(Data excerpts)
--------------------

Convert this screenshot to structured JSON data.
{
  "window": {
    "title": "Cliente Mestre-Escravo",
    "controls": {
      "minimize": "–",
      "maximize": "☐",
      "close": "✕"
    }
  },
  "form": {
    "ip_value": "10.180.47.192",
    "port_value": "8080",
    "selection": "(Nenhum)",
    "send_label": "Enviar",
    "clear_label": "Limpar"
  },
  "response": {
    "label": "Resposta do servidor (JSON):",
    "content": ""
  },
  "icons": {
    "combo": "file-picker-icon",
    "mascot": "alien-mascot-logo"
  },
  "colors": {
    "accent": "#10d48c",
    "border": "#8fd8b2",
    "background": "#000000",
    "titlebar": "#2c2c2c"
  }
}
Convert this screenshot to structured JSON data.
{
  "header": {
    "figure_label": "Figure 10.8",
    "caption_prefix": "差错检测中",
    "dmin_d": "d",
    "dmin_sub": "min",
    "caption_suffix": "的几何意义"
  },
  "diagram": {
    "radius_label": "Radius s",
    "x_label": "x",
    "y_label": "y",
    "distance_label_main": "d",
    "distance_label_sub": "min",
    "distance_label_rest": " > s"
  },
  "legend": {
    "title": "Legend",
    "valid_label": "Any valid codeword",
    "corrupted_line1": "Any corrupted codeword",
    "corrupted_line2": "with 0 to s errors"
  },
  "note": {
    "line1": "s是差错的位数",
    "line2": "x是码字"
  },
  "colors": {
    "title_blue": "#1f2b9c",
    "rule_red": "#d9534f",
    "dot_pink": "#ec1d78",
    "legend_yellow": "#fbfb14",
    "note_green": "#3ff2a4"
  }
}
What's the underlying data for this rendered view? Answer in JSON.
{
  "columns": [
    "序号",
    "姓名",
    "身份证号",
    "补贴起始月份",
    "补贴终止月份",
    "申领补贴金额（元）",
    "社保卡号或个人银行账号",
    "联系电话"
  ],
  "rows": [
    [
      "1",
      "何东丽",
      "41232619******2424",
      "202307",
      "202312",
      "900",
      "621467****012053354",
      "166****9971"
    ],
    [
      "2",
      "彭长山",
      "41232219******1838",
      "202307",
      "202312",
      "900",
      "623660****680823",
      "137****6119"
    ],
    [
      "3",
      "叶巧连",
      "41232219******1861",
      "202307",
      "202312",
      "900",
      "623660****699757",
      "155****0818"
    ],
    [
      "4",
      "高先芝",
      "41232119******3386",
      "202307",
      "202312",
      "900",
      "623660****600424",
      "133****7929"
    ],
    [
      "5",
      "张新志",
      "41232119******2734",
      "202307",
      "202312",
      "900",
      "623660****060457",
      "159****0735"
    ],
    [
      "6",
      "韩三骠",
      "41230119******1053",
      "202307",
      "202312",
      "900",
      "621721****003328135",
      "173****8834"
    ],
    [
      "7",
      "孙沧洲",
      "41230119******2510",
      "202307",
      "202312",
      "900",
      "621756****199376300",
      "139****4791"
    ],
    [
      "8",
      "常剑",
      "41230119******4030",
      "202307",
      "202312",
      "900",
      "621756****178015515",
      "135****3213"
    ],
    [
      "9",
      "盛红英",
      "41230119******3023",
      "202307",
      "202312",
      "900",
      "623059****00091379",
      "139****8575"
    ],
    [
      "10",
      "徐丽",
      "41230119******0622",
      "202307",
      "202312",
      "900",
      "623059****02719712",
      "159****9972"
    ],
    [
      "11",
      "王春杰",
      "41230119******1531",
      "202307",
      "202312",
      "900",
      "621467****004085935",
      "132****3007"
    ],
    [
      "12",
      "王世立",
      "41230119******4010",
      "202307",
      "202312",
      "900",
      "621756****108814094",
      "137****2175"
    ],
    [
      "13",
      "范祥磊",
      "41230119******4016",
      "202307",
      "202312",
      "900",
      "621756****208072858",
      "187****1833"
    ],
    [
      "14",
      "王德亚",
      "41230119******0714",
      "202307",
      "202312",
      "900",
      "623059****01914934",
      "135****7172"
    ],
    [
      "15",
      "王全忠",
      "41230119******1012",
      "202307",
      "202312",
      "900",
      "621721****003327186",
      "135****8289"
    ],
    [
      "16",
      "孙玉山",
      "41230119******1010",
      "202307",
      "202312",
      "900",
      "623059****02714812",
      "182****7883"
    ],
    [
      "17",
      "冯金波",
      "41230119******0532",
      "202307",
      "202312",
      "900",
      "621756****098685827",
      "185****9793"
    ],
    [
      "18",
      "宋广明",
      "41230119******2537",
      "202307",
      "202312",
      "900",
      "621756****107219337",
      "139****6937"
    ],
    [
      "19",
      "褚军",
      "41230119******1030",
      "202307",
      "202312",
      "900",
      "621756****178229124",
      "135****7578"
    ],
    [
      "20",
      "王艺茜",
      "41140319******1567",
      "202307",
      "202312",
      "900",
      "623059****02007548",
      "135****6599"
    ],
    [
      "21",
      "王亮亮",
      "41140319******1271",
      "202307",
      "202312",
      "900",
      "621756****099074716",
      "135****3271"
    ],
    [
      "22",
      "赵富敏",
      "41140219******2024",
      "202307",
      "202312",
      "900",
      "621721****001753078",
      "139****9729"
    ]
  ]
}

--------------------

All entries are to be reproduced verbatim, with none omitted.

*Answer space*.
Convert this screenshot to structured JSON data.
{
  "window": {
    "title": "Cliente Mestre-Escravo",
    "controls": {
      "minimize": "–",
      "maximize": "☐",
      "close": "✕"
    }
  },
  "form": {
    "ip_value": "10.180.47.192",
    "port_value": "8080",
    "selection": "(Nenhum)",
    "send_label": "Enviar",
    "clear_label": "Limpar"
  },
  "response": {
    "label": "Resposta do servidor (JSON):",
    "content": ""
  },
  "icons": {
    "combo": "file-picker-icon",
    "mascot": "alien-mascot-logo"
  },
  "colors": {
    "accent": "#10d48c",
    "border": "#8fd8b2",
    "background": "#000000",
    "titlebar": "#2c2c2c"
  }
}
Convert this screenshot to structured JSON data.
{
  "header": {
    "figure_label": "Figure 10.8",
    "caption_prefix": "差错检测中",
    "dmin_d": "d",
    "dmin_sub": "min",
    "caption_suffix": "的几何意义"
  },
  "diagram": {
    "radius_label": "Radius s",
    "x_label": "x",
    "y_label": "y",
    "distance_label_main": "d",
    "distance_label_sub": "min",
    "distance_label_rest": " > s"
  },
  "legend": {
    "title": "Legend",
    "valid_label": "Any valid codeword",
    "corrupted_line1": "Any corrupted codeword",
    "corrupted_line2": "with 0 to s errors"
  },
  "note": {
    "line1": "s是差错的位数",
    "line2": "x是码字"
  },
  "colors": {
    "title_blue": "#1f2b9c",
    "rule_red": "#d9534f",
    "dot_pink": "#ec1d78",
    "legend_yellow": "#fbfb14",
    "note_green": "#3ff2a4"
  }
}
What's the underlying data for this rendered view? Answer in JSON.
{
  "columns": [
    "序号",
    "姓名",
    "身份证号",
    "补贴起始月份",
    "补贴终止月份",
    "申领补贴金额（元）",
    "社保卡号或个人银行账号",
    "联系电话"
  ],
  "rows": [
    [
      "1",
      "何东丽",
      "41232619******2424",
      "202307",
      "202312",
      "900",
      "621467****012053354",
      "166****9971"
    ],
    [
      "2",
      "彭长山",
      "41232219******1838",
      "202307",
      "202312",
      "900",
      "623660****680823",
      "137****6119"
    ],
    [
      "3",
      "叶巧连",
      "41232219******1861",
      "202307",
      "202312",
      "900",
      "623660****699757",
      "155****0818"
    ],
    [
      "4",
      "高先芝",
      "41232119******3386",
      "202307",
      "202312",
      "900",
      "623660****600424",
      "133****7929"
    ],
    [
      "5",
      "张新志",
      "41232119******2734",
      "202307",
      "202312",
      "900",
      "623660****060457",
      "159****0735"
    ],
    [
      "6",
      "韩三骠",
      "41230119******1053",
      "202307",
      "202312",
      "900",
      "621721****003328135",
      "173****8834"
    ],
    [
      "7",
      "孙沧洲",
      "41230119******2510",
      "202307",
      "202312",
      "900",
      "621756****199376300",
      "139****4791"
    ],
    [
      "8",
      "常剑",
      "41230119******4030",
      "202307",
      "202312",
      "900",
      "621756****178015515",
      "135****3213"
    ],
    [
      "9",
      "盛红英",
      "41230119******3023",
      "202307",
      "202312",
      "900",
      "623059****00091379",
      "139****8575"
    ],
    [
      "10",
      "徐丽",
      "41230119******0622",
      "202307",
      "202312",
      "900",
      "623059****02719712",
      "159****9972"
    ],
    [
      "11",
      "王春杰",
      "41230119******1531",
      "202307",
      "202312",
      "900",
      "621467****004085935",
      "132****3007"
    ],
    [
      "12",
      "王世立",
      "41230119******4010",
      "202307",
      "202312",
      "900",
      "621756****108814094",
      "137****2175"
    ],
    [
      "13",
      "范祥磊",
      "41230119******4016",
      "202307",
      "202312",
      "900",
      "621756****208072858",
      "187****1833"
    ],
    [
      "14",
      "王德亚",
      "41230119******0714",
      "202307",
      "202312",
      "900",
      "623059****01914934",
      "135****7172"
    ],
    [
      "15",
      "王全忠",
      "41230119******1012",
      "202307",
      "202312",
      "900",
      "621721****003327186",
      "135****8289"
    ],
    [
      "16",
      "孙玉山",
      "41230119******1010",
      "202307",
      "202312",
      "900",
      "623059****02714812",
      "182****7883"
    ],
    [
      "17",
      "冯金波",
      "41230119******0532",
      "202307",
      "202312",
      "900",
      "621756****098685827",
      "185****9793"
    ],
    [
      "18",
      "宋广明",
      "41230119******2537",
      "202307",
      "202312",
      "900",
      "621756****107219337",
      "139****6937"
    ],
    [
      "19",
      "褚军",
      "41230119******1030",
      "202307",
      "202312",
      "900",
      "621756****178229124",
      "135****7578"
    ],
    [
      "20",
      "王艺茜",
      "41140319******1567",
      "202307",
      "202312",
      "900",
      "623059****02007548",
      "135****6599"
    ],
    [
      "21",
      "王亮亮",
      "41140319******1271",
      "202307",
      "202312",
      "900",
      "621756****099074716",
      "135****3271"
    ],
    [
      "22",
      "赵富敏",
      "41140219******2024",
      "202307",
      "202312",
      "900",
      "621721****001753078",
      "139****9729"
    ]
  ]
}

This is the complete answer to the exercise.